Return the lines below that contain the word "size".
== Segment start ==
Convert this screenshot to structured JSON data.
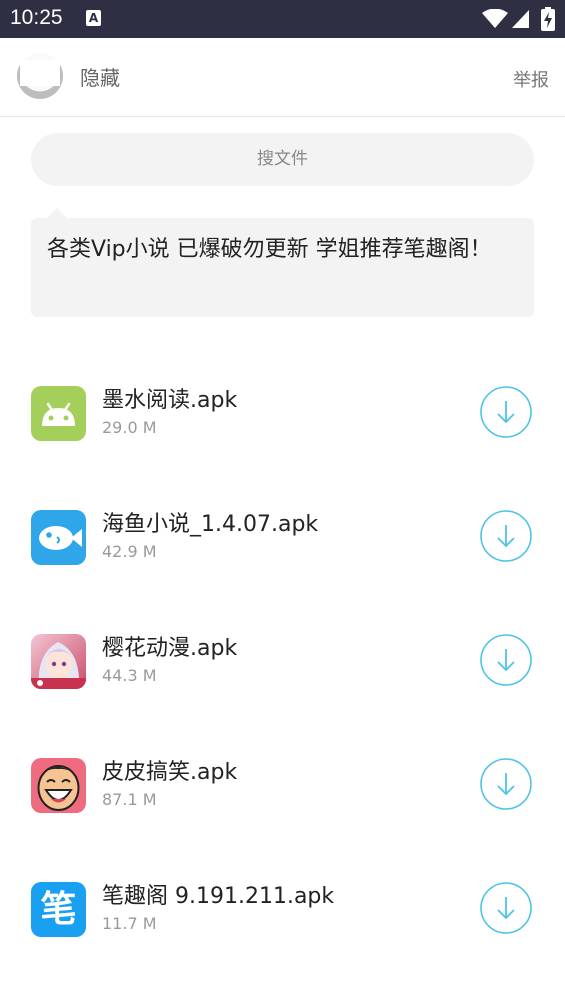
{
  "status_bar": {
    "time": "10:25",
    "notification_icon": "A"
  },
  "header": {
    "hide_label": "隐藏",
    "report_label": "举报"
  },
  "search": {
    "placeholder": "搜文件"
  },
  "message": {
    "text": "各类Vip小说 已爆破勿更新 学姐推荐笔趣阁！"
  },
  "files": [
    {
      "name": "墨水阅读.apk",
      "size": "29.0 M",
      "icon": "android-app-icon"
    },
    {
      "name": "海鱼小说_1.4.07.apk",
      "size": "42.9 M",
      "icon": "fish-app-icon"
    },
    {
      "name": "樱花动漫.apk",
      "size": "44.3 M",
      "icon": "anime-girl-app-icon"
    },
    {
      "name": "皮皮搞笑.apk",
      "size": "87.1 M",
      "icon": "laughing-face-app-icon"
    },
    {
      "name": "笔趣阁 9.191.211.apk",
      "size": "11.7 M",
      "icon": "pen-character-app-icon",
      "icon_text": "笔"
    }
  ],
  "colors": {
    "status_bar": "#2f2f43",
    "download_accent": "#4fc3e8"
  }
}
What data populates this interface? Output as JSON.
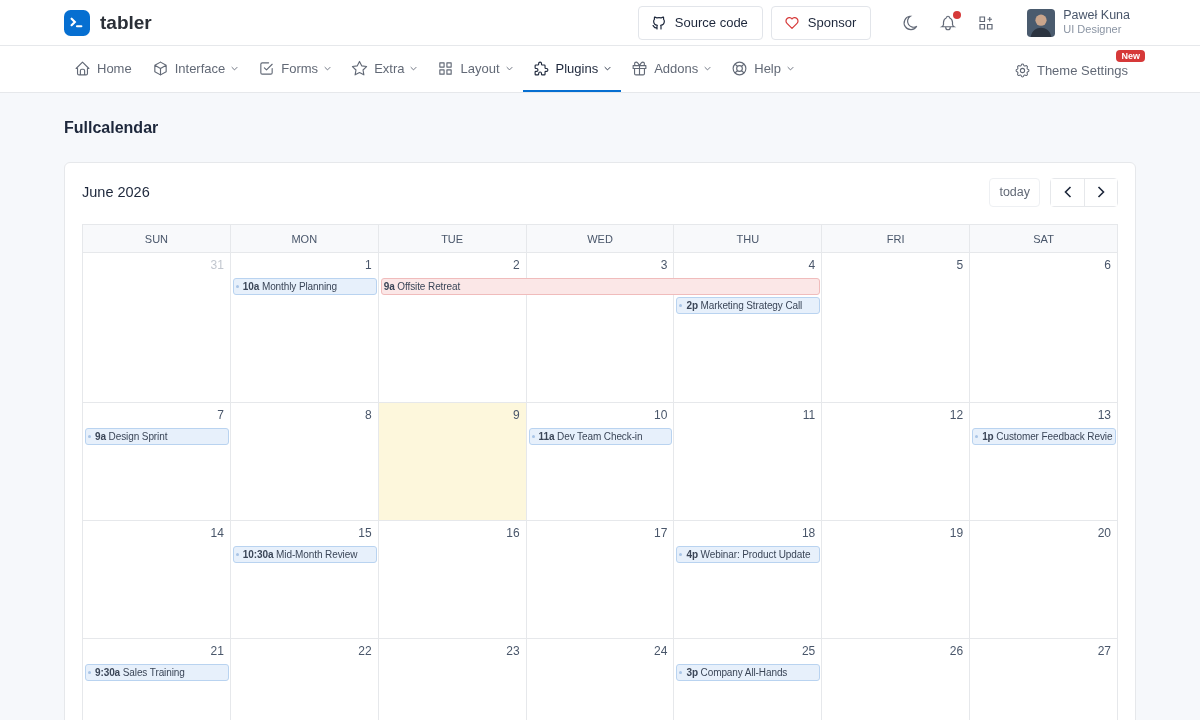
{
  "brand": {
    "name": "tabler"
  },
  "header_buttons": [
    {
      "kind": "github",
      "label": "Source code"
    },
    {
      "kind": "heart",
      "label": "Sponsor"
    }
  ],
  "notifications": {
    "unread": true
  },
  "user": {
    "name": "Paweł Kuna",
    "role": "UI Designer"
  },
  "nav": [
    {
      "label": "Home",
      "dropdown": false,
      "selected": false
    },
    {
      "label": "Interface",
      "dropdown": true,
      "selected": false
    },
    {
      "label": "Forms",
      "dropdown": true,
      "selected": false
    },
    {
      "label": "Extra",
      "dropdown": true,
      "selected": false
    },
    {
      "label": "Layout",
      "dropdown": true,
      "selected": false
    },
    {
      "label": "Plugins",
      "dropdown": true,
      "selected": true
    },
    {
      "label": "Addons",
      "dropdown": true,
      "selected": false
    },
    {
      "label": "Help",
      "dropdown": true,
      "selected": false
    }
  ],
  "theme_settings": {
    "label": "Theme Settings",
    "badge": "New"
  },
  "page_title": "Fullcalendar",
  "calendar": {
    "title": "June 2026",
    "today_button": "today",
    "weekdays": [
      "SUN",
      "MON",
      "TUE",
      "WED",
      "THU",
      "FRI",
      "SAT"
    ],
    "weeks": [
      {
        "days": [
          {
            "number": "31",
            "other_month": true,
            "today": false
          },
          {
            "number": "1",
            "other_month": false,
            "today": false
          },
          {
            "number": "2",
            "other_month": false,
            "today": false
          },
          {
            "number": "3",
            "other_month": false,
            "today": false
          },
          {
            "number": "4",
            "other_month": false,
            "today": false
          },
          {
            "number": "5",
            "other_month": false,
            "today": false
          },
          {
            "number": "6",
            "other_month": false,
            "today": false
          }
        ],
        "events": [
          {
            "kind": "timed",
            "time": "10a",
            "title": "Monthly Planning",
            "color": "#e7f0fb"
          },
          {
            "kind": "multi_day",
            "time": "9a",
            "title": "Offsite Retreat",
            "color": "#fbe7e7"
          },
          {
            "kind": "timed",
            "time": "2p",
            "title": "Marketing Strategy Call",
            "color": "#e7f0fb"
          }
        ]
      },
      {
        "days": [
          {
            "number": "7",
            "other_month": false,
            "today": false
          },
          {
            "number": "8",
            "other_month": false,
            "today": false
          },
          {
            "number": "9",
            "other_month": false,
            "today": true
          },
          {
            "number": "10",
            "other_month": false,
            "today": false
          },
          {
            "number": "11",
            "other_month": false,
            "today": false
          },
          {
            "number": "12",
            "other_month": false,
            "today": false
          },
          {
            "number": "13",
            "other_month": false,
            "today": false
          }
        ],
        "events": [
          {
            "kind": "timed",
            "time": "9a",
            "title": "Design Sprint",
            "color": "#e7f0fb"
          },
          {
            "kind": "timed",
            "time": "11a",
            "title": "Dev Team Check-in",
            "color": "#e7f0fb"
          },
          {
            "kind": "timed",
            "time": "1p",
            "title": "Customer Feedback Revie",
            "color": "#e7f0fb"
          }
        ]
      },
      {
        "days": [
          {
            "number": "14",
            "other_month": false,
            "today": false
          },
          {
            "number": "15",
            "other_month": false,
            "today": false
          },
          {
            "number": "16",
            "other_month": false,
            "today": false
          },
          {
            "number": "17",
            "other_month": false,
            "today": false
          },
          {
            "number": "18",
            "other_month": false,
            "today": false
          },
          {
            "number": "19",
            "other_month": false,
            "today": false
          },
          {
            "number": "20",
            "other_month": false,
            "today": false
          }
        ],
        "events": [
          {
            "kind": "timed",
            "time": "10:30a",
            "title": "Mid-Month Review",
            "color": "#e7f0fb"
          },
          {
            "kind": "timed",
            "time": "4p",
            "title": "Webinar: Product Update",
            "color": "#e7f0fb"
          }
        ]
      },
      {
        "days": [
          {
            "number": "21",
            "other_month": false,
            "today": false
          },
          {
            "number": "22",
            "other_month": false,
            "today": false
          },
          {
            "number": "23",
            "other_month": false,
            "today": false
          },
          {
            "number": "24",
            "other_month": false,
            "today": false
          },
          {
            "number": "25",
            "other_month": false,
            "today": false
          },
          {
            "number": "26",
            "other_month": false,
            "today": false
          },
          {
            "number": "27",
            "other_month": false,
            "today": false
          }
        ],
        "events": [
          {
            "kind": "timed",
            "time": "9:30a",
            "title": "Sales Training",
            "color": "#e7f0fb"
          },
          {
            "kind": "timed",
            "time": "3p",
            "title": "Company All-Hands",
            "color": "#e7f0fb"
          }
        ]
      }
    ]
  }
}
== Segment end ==
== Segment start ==
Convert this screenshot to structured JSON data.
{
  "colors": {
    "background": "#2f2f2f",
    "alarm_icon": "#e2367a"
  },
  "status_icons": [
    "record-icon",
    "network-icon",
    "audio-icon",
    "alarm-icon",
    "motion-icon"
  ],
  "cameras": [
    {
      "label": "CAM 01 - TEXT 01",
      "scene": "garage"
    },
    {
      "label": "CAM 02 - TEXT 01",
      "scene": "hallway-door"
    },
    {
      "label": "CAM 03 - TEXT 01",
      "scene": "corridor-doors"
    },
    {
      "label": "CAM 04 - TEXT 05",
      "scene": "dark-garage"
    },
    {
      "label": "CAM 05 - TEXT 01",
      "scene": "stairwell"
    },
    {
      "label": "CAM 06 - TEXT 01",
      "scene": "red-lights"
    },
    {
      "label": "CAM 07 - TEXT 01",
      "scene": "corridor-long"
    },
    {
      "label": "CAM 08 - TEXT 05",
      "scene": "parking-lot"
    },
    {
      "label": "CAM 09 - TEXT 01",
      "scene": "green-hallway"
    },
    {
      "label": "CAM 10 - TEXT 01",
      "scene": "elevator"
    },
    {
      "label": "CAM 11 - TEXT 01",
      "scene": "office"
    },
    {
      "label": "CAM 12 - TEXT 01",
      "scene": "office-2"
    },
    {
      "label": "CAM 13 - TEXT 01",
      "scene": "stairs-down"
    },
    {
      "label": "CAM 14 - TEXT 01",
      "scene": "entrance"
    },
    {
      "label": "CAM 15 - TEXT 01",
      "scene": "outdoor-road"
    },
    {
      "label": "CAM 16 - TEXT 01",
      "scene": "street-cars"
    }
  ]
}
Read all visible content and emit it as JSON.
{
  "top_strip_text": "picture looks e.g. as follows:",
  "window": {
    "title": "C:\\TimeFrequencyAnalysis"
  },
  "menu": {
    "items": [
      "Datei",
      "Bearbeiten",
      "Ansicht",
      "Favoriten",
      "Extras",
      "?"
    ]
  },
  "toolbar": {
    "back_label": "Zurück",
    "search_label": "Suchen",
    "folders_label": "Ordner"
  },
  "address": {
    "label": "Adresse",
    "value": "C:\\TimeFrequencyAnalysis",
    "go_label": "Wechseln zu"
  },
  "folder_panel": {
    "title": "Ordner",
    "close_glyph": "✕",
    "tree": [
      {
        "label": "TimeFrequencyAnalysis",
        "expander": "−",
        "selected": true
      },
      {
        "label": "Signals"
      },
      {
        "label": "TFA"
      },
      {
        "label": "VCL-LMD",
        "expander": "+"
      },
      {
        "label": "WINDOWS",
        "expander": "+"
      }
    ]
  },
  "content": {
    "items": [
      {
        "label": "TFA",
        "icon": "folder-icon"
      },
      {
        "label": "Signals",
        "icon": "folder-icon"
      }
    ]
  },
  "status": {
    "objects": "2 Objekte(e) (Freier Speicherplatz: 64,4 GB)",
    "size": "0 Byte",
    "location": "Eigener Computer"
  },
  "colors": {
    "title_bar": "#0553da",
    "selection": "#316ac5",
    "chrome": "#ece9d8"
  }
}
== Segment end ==
**RESPONSE BELOW:**
      "size": "29.0 M",
      "size": "42.9 M",
      "size": "44.3 M",
      "size": "87.1 M",
      "size": "11.7 M",
    "size": "0 Byte",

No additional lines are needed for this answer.